Search - Sibelius, Levine, Berlin Philharmonic :: Symphony 2 / Finlandia / Valse Triste

Symphony 2 / Finlandia / Valse Triste
Sibelius, Levine, Berlin Philharmonic
Symphony 2 / Finlandia / Valse Triste
Genre: Classical
  •  Track Listings (6) - Disc #1


Larger Image
Listen to Samples

CD Details

All Artists: Sibelius, Levine, Berlin Philharmonic
Title: Symphony 2 / Finlandia / Valse Triste
Members Wishing: 0
Total Copies: 0
Label: Polygram Records
Release Date: 4/12/1994
Genre: Classical
Styles: Forms & Genres, Theatrical, Incidental & Program Music, Symphonies
Number of Discs: 1
SwapaCD Credits: 1
UPC: 028943782821

Similarly Requested CDs


CD Reviews

Not Your Ideal Sibelius
Moldyoldie | Motown, USA | 09/02/2008
(3 out of 5 stars)

"For everyone's information, this original Deutsche Grammophon recording has been re-released on the corporate umbrella budget label Universal: Sibelius: Finlandia; Valse triste; Symphony No. 2

I never knew Levine recorded Sibelius and was most curious. Whether it was Brahms, Schumann, or Mahler; Levine always seemed willing to dive headlong into the thorniest of music with no fear -- and such is the case here. Oftentimes it works, but other times....

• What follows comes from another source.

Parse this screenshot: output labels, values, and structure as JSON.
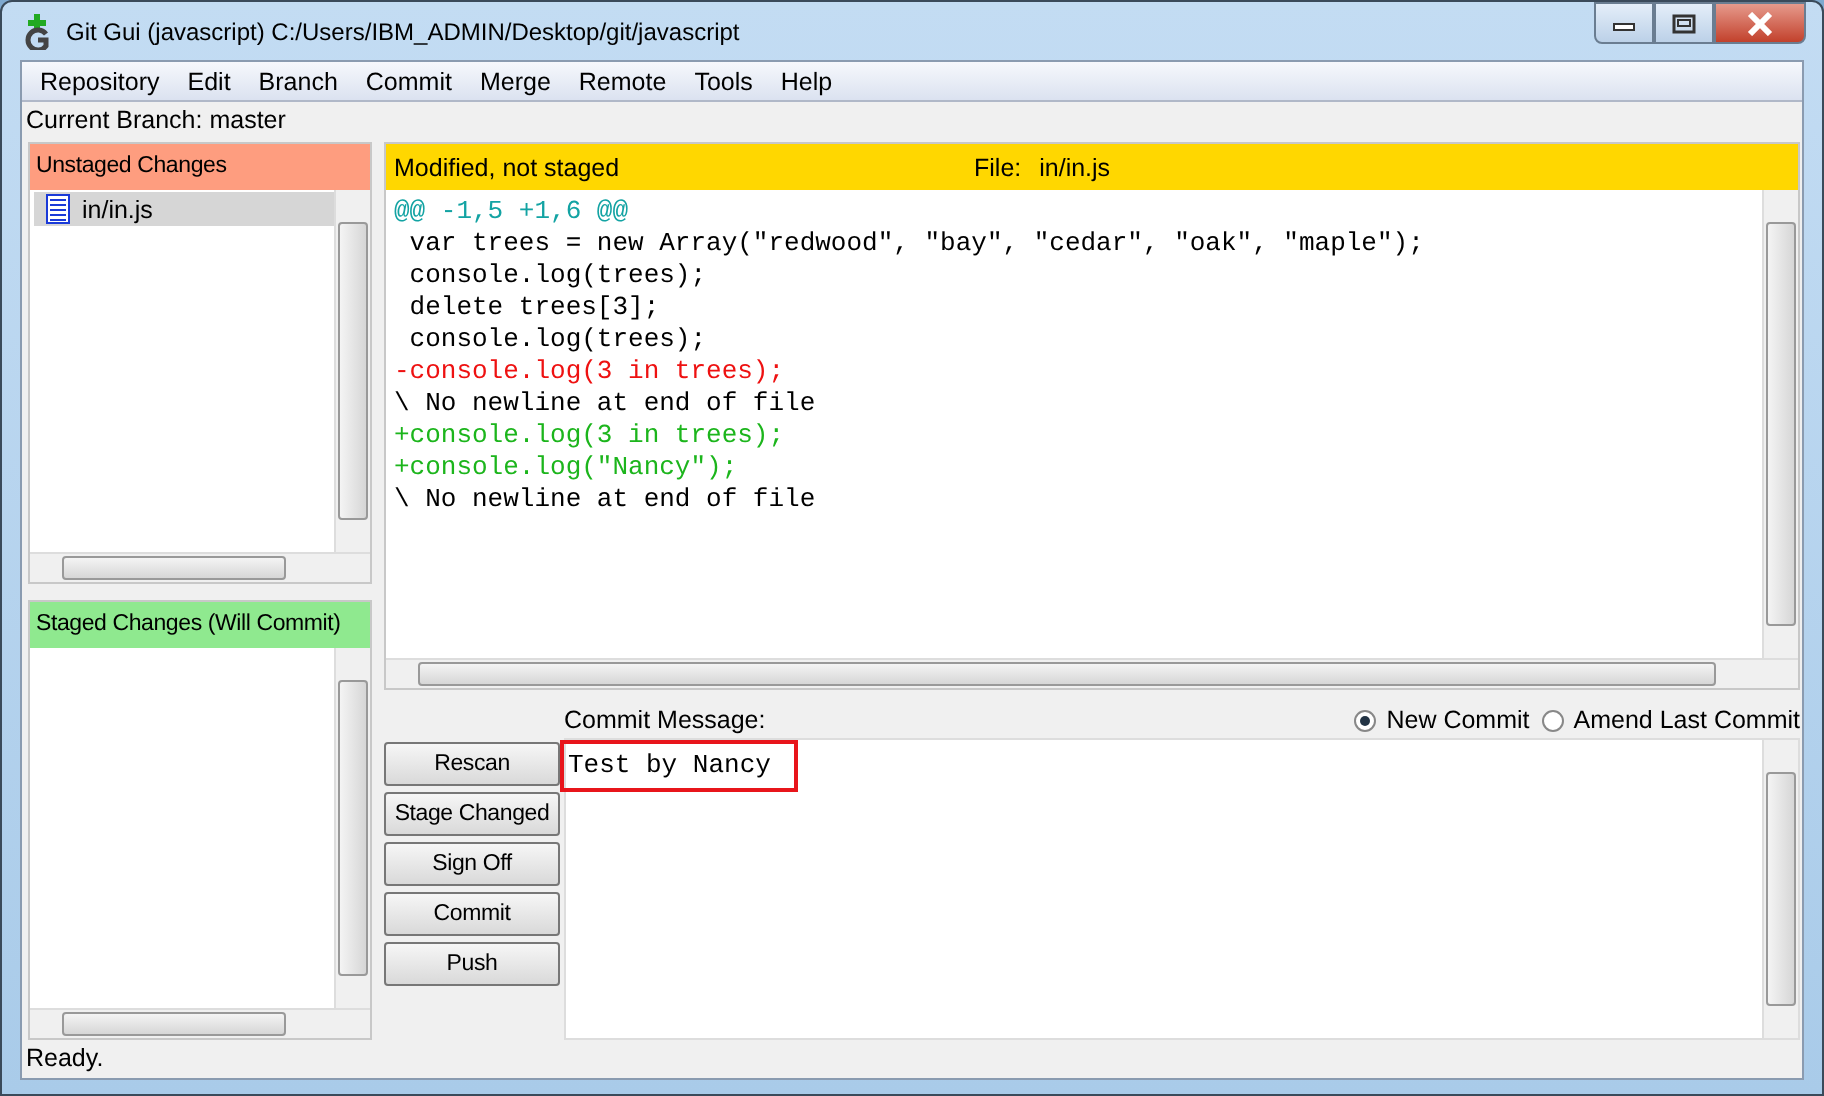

Both Finlandia and the beautiful Valse Triste are brought off with an aim toward effect and a minimum of nuance; both pieces are such that neither suffers terribly from the approach. However, the popular Symphony No. 2, even though it's performed in the same no-fuss manner as Paavo Berglund's bracing '80s recording with the Helsinki Philharmonic (timings are virtually identical) , lacks the idiomatic phrasing and orchestral details which mark the great performances and separates them from the merely visceral. This listener was often wondering things like: What happened to the winds? I thought there was supposed to be a horn there, where is it? Aren't there supposed to be some tympani at that point? In the big finale especially, orchestral balances are out of whack and the often shaky ensemble is exacerbated by Levine's seemingly forced forward thrust, even though it's brought home with great conviction. These things probably aren't of much interest to a novice listener whose first impression of a work is often one of visceral impact -- which brings me to the sound of the orchestra.

As exemplified with this recording and others I've heard, DG's '90s-era digital recording technology (marketed as 4-D) yields the most incredibly vivid orchestral sound imaginable! Regardless of the aforementioned ensemble lapses, the Berlin strings sound as sleek and magnificent here as one has ever heard. The brass and percussion are heard and felt with an impact as lucid as Lucifer's hammer -- but all to what end? As bold and full-blooded as is this performance and recording of the Second Symphony overall, I'm forced to agree with those who would maintain that James Levine is not your ideal Sibelian."